Honeymoon baby! The new husband has treated me to five luxuriant days in the fairest Cape. Nothing less than five star hotels, lavish meals, on tap masseuses, spa visits, a not small amount of time spent indoors to consummate, and the kind of love that is blind.
For this I have absolute irrefutable proof.
Leaving the hotel one day to take a relaxing walk on the beach, my hand tightly held in his (partial proof) hubby suggested, “We should take pictures of our honeymoon and add them to the wedding album.”
“I think not” was my measured (sensitive) response as robust images of Cinderella’s ugly sisters came to mind with no glass slipper coming forth to a)fit and b) be suitable for a walk along the beach.
Within the space of a week I was able to pull off the persona of both Cinderella and at least one of her demonised sisters.
Cinderella showed up at the wedding, well and good: hair blow waved and gelled; clipped and combed in a way that had it behaving late into the night.
My make-up, professionally applied at a cost of R2000, held despite a rather disproportionate blub, when my husband (still to-be at that stage) saw me as ‘bride’ for the first time.
My dress was perfect, my shoes elegant, nails painted, I was a princess.
But the transformation into ugly sister was inevitable when the Cape Town climate and my back-to-nature hair came together with the wind and sea air that the city is known for.
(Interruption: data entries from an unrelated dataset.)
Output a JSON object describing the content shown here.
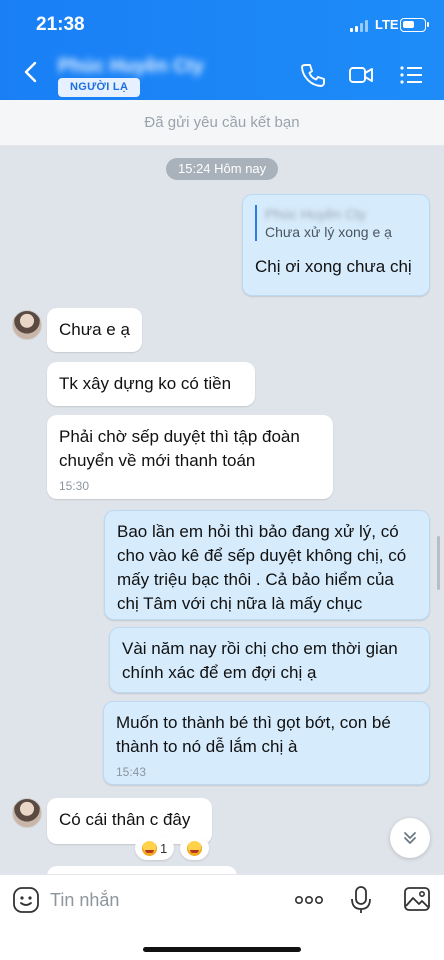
{
  "status_bar": {
    "time": "21:38",
    "network": "LTE",
    "battery_level": 0.6
  },
  "header": {
    "contact_name": "Phúc Huyền Cty",
    "tag": "NGƯỜI LẠ"
  },
  "banner": {
    "text": "Đã gửi yêu cầu kết bạn"
  },
  "chat": {
    "time_divider": "15:24 Hôm nay",
    "messages": [
      {
        "dir": "out",
        "quote_name": "Phúc Huyền Cty",
        "quote_text": "Chưa xử lý xong e ạ",
        "text": "Chị ơi xong chưa chị"
      },
      {
        "dir": "in",
        "text": "Chưa e ạ"
      },
      {
        "dir": "in",
        "text": "Tk xây dựng ko có tiền"
      },
      {
        "dir": "in",
        "text": "Phải chờ sếp duyệt thì tập đoàn chuyển về mới thanh toán",
        "time": "15:30"
      },
      {
        "dir": "out",
        "text": "Bao lần em hỏi thì bảo đang xử lý, có cho vào kê để sếp duyệt không chị, có mấy triệu bạc thôi . Cả bảo hiểm của chị Tâm với chị nữa là mấy chục"
      },
      {
        "dir": "out",
        "text": "Vài năm nay rồi chị cho em thời gian chính xác để em đợi chị ạ"
      },
      {
        "dir": "out",
        "text": "Muốn to thành bé thì gọt bớt, con bé thành to nó dễ lắm chị à",
        "time": "15:43"
      },
      {
        "dir": "in",
        "text": "Có cái thân c đây"
      }
    ],
    "reaction": {
      "emoji": "laugh",
      "count": "1"
    }
  },
  "input": {
    "placeholder": "Tin nhắn"
  },
  "icons": [
    "back-icon",
    "phone-icon",
    "video-call-icon",
    "menu-icon",
    "emoji-icon",
    "more-icon",
    "mic-icon",
    "image-icon",
    "chevron-down-icon"
  ],
  "colors": {
    "header": "#1a7ff5",
    "outgoing_bubble": "#d6ebfc",
    "incoming_bubble": "#ffffff",
    "background": "#dfe4ea"
  }
}
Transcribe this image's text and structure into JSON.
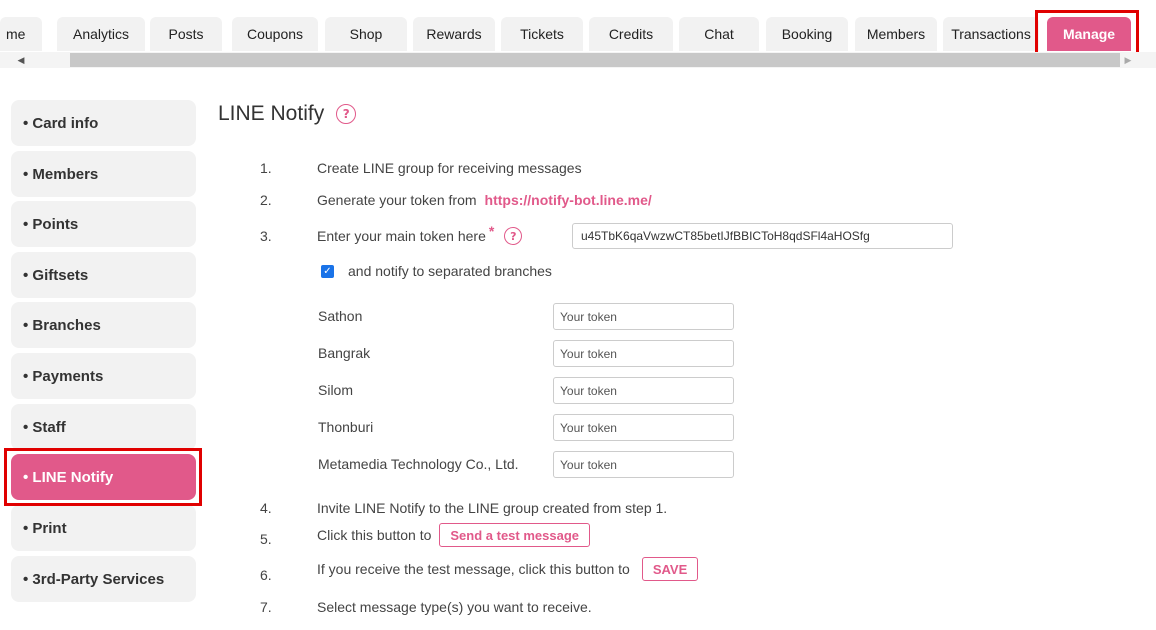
{
  "tabs": [
    {
      "label": "me"
    },
    {
      "label": "Analytics"
    },
    {
      "label": "Posts"
    },
    {
      "label": "Coupons"
    },
    {
      "label": "Shop"
    },
    {
      "label": "Rewards"
    },
    {
      "label": "Tickets"
    },
    {
      "label": "Credits"
    },
    {
      "label": "Chat"
    },
    {
      "label": "Booking"
    },
    {
      "label": "Members"
    },
    {
      "label": "Transactions"
    },
    {
      "label": "Manage"
    }
  ],
  "active_tab": "Manage",
  "sidebar": {
    "items": [
      {
        "label": "• Card info"
      },
      {
        "label": "• Members"
      },
      {
        "label": "• Points"
      },
      {
        "label": "• Giftsets"
      },
      {
        "label": "• Branches"
      },
      {
        "label": "• Payments"
      },
      {
        "label": "• Staff"
      },
      {
        "label": "• LINE Notify"
      },
      {
        "label": "• Print"
      },
      {
        "label": "• 3rd-Party Services"
      }
    ],
    "active": "• LINE Notify"
  },
  "main": {
    "title": "LINE Notify",
    "steps": {
      "s1": {
        "num": "1.",
        "text": "Create LINE group for receiving messages"
      },
      "s2": {
        "num": "2.",
        "text": "Generate your token from",
        "link": "https://notify-bot.line.me/"
      },
      "s3": {
        "num": "3.",
        "text": "Enter your main token here",
        "required_mark": "*",
        "token_value": "u45TbK6qaVwzwCT85betIJfBBICToH8qdSFl4aHOSfg"
      },
      "s4": {
        "num": "4.",
        "text": "Invite LINE Notify to the LINE group created from step 1."
      },
      "s5": {
        "num": "5.",
        "text": "Click this button to",
        "button": "Send a test message"
      },
      "s6": {
        "num": "6.",
        "text": "If you receive the test message, click this button to",
        "button": "SAVE"
      },
      "s7": {
        "num": "7.",
        "text": "Select message type(s) you want to receive."
      }
    },
    "separate_branches": {
      "label": "and notify to separated branches",
      "checked": true
    },
    "branches": [
      {
        "name": "Sathon",
        "placeholder": "Your token"
      },
      {
        "name": "Bangrak",
        "placeholder": "Your token"
      },
      {
        "name": "Silom",
        "placeholder": "Your token"
      },
      {
        "name": "Thonburi",
        "placeholder": "Your token"
      },
      {
        "name": "Metamedia Technology Co., Ltd.",
        "placeholder": "Your token"
      }
    ]
  },
  "colors": {
    "accent": "#e1598a",
    "highlight": "#e00000",
    "tab_bg": "#f2f2f2",
    "checkbox": "#1a73e8"
  },
  "icons": {
    "help": "question-circle-icon",
    "check": "check-icon",
    "scroll_left": "chevron-left-icon",
    "scroll_right": "chevron-right-icon"
  }
}
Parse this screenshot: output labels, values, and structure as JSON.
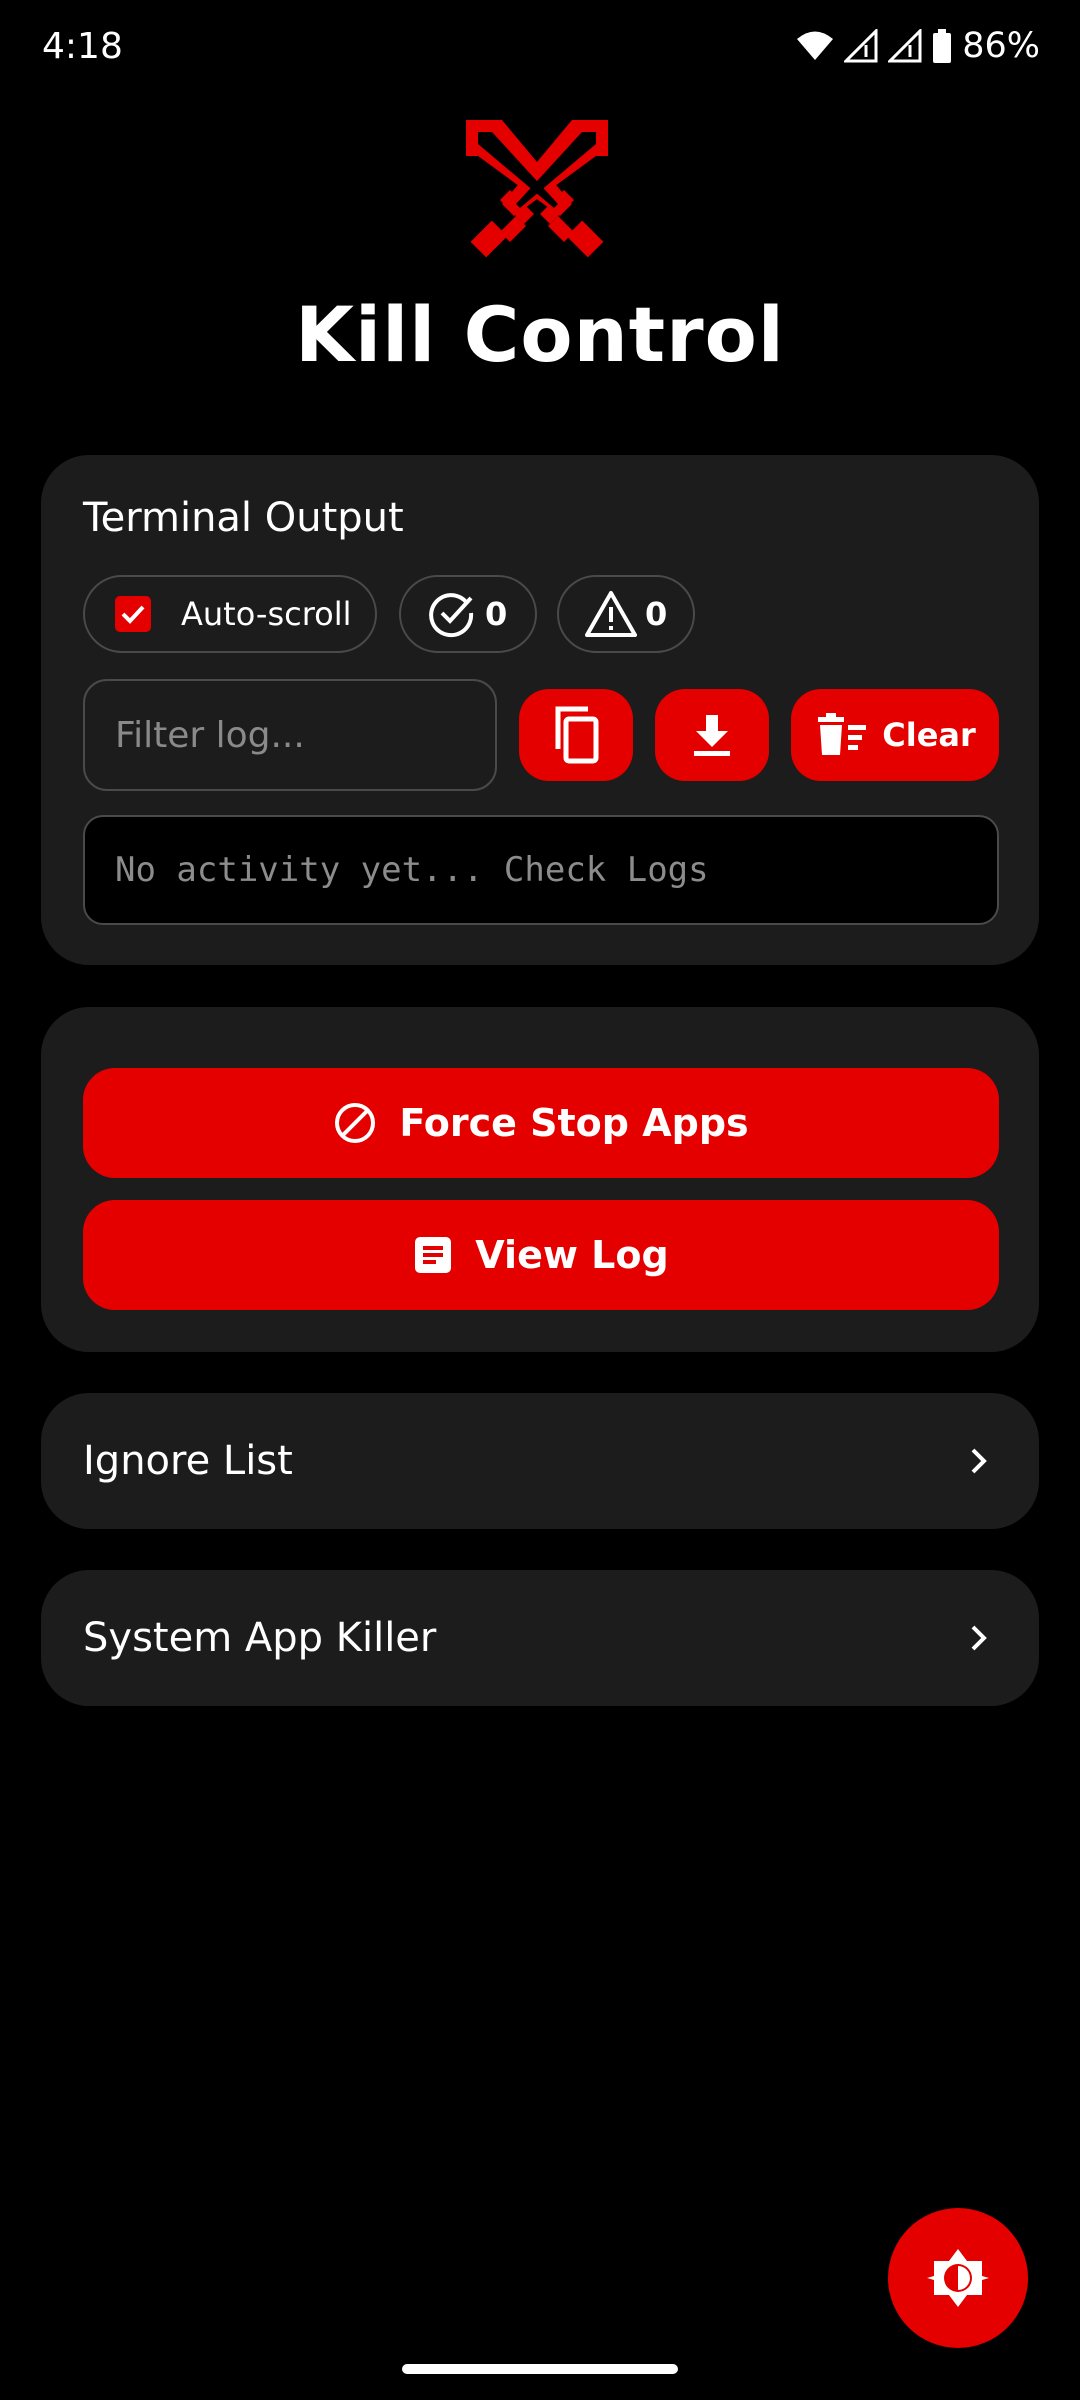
{
  "status_bar": {
    "time": "4:18",
    "battery": "86%"
  },
  "app": {
    "title": "Kill Control"
  },
  "terminal": {
    "title": "Terminal Output",
    "auto_scroll": {
      "label": "Auto-scroll",
      "checked": true
    },
    "success_count": "0",
    "warning_count": "0",
    "filter_placeholder": "Filter log...",
    "clear_label": "Clear",
    "log_text": "No activity yet... Check Logs"
  },
  "actions": {
    "force_stop_label": "Force Stop Apps",
    "view_log_label": "View Log"
  },
  "nav": {
    "ignore_list_label": "Ignore List",
    "system_app_killer_label": "System App Killer"
  },
  "colors": {
    "accent": "#e50000",
    "card_bg": "#1c1c1c",
    "background": "#000000"
  },
  "icons": [
    "crossed-swords-logo",
    "check-icon",
    "check-circle-icon",
    "warning-icon",
    "copy-icon",
    "download-icon",
    "delete-sweep-icon",
    "block-icon",
    "article-icon",
    "chevron-right-icon",
    "brightness-icon"
  ]
}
With only a lick of mascara, my hair as curly and wild as the cattle Billy Crystal had to herd from one side of Colorado to the other in City Slickers, 1991 – and dressing down to shorts and a sleeveless top over sickeningly pale skin, there is no way that pictures are being taken, let alone being pasted alongside gorgeous portraits of the blushing bride.
Thus the only honeymoon pictures I have are mental ones which will remain pure if vague for eternity.
The fact that hubby thought me picture-worthy in my au-naturel state is proof, beyond reasonable doubt that love is blind.
‘ANC’ my mother keeps saying. ‘You must get an ANC.’ I know she didn’t vote for them so she must be hammering on about something else.
Then the context hits me, not that there could be any other as the past few months have focused on engineering a wedding.
Anti-nuptial contract is what my mother wants to impress upon me – how important it is to protect my assets, as it were.
But we are operating at the 11th hour, and ANC seems the one thing on the list that we just won’t get to.
With the catering having resolved itself, the dress looking gorgeous, the rabbi met with and the shul confirmed the last minute list of things to do remain challenging nonetheless.
As we knuckle down to arrange the seating plan, we realise we have not allocated a place for a few key people – such as the rabbi and the photographer.
We still have to decide whether there will or will not be prayer cards for grace after meals and arrange for someone religiously qualified to bless the marital pair (and since we have not engaged the rabbi for this task) this could prove a little difficult.
There are still serviettes to buy, flowers to be collected and photographic venues and time schedules to be arranged and adhered to.
Clothing items for the retinue are still being made and hems must be attended to so that we all look as perfect as possible.
Our international guests (namely my sister and her family) have started to arrive and it’s a matter of days until the main event.
Then in a last ditch attempt to turn a smallish affair into a memorable event, we review a fast diminishing budget and decide some form of entertainment is needed.
Nothing comes cheap and at the end of it all, the assets – what little remains – will not sustain legal fees.